Global Remittances

Sending money back home in 2018

As they say, what goes up must come down. And by extension, what goes out will often return.

Salud Bautista (R), president of PhilRem Service Corporation, a remittance and money changer company, answers questions from Senators, beside her lawyer, during a Senate hearing of money laundering involving USD81 million stolen from Bangladesh’s central bank, at the Philippine Senate in Manila April 19, 2016. REUTERS/Erik De Castro

When people depart their homeland to meet an economic imperative, their emotional bond to those they left behind often intensifies.

Their personal experiences and familial commitments travel with them too, leading many to funnel the money they earn abroad back home in the form of remittances.

On the move

As if numbers were necessary to confirm the sheer fluidity of movement in today’s world, approximately 258 million people live outside of their nation of origin; close to the population of Indonesia.

Remittances have become the hallmark of this fluidity, and by 2017 individuals living abroad had sent approximately USD466 billion back to the developing markets, up 8.5% YoY from USD429 billion. The number of dependents these people support though is a vertiginous 800,000, according to International Fund for Agricultural Development (IFAD) data.

And at the other end of the economic spectrum, flows to high-income economies also rose, by 7% YoY to USD613 billion last year.

World Bank data indicates that the US topped the list of remittance source countries in 2014 on roughly USD56 billion in outward flows, after which came the expat staple of Saudi Arabia (USD37 billion), and Russia (USD33 billion).

Last year, from among the recipient nations, India led on USD69 billion, followed by China on USD64 billion, the Philippines on USD33 billion, Mexico on USD31 billion, Nigeria on USD22 billion, and Egypt on USD20 billion. This year a sustained rise of around 4.6% in global remittances could bring the total to USD642 billion.
The World Bank also notes that migrant remittances total three times the volume of overall aid to developing economies.

What’s more, migrants are estimated to squirrel away over USD500 billion in annual savings. Indeed, such is their economic weight, and catalytic social effect, that June 16 is International Day of Family Remittances.

Dollars and sense

Financial benefit aside, migrant workers also generate so-called social remittances, comprising a transference of acquired skills values and knowhow of ultimate benefit to local communities and the broader home country.
A trickle-down effect on local agriculture, industry, and others areas of the economy, as it were. Social remittances also include financial literacy, and often represent the first step of the recipient into the formal financial universe.

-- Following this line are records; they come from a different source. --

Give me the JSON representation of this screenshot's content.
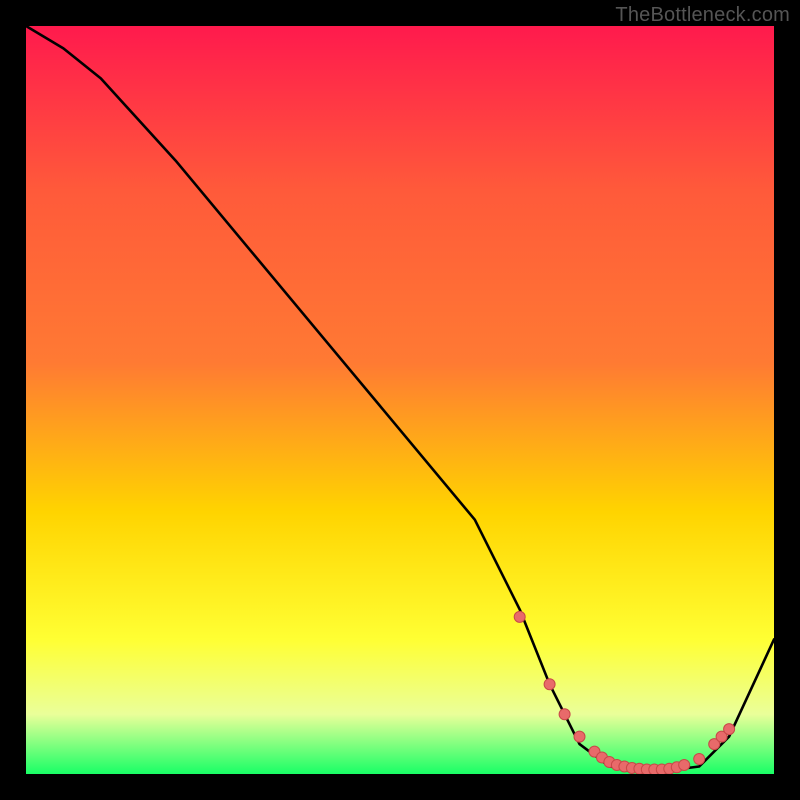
{
  "watermark": "TheBottleneck.com",
  "colors": {
    "bg": "#000000",
    "gradient_top": "#ff1a4d",
    "gradient_mid1": "#ff7a33",
    "gradient_mid2": "#ffd400",
    "gradient_mid3": "#ffff33",
    "gradient_mid4": "#eaff99",
    "gradient_bottom": "#19ff66",
    "curve": "#000000",
    "marker_fill": "#e86a6a",
    "marker_stroke": "#c84848"
  },
  "chart_data": {
    "type": "line",
    "title": "",
    "xlabel": "",
    "ylabel": "",
    "xlim": [
      0,
      100
    ],
    "ylim": [
      0,
      100
    ],
    "series": [
      {
        "name": "main-curve",
        "x": [
          0,
          5,
          10,
          20,
          30,
          40,
          50,
          60,
          66,
          70,
          74,
          78,
          82,
          86,
          90,
          94,
          100
        ],
        "y": [
          100,
          97,
          93,
          82,
          70,
          58,
          46,
          34,
          22,
          12,
          4,
          1,
          0.5,
          0.5,
          1,
          5,
          18
        ]
      }
    ],
    "markers": {
      "name": "highlight-points",
      "x": [
        66,
        70,
        72,
        74,
        76,
        77,
        78,
        79,
        80,
        81,
        82,
        83,
        84,
        85,
        86,
        87,
        88,
        90,
        92,
        93,
        94
      ],
      "y": [
        21,
        12,
        8,
        5,
        3,
        2.2,
        1.6,
        1.2,
        1,
        0.8,
        0.7,
        0.6,
        0.6,
        0.6,
        0.7,
        0.9,
        1.2,
        2,
        4,
        5,
        6
      ]
    }
  }
}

Stable financing…

Unlike hot money invested in newsworthy EMs that departs as swiftly as it arrives, unfelt by local communities, remittances represent a regular and stable source of income. And moreover, a revenue stream that is felt more immediately than long-term social investment, the implementation of which is felt in local pockets much later.

…but at a cost

Among the obstacles to remittance flows are transaction charges. Approximately 3% of the transaction value is the Sustainable Development Goal target.

But while charges have dropped over the years, the decline is far from uniform. For example, while fees are currently below 3% in Eastern Europe and Central Asia, according to the World Economic Forum (WEF), the global average cost of sending home USD200 was 7.1% in 1Q2018. The average rises due to Sub-Saharan Africa, the most expensive destination for remittances, where the average cost of transmission is a crippling 9.4%.

FinTech comes home to roost

Solutions to the above are emerging, however. Just as with the broader financial system, cutting-edge technology is finding its way to the transmission of remittances. Today around 3,000 service providers are actively engaged in these transfers by IFAD numbers; business has shifted from traditional banks to more competitive Money Transfer Operators (MTOs). Hand in glove come online transfers, digital wallets, and mobile money apps.

While perhaps overlooked when we ponder the issues of globalization, at a closer look remittances are a true economic force; one that aside from feeding the recipient, can teach them how to fish.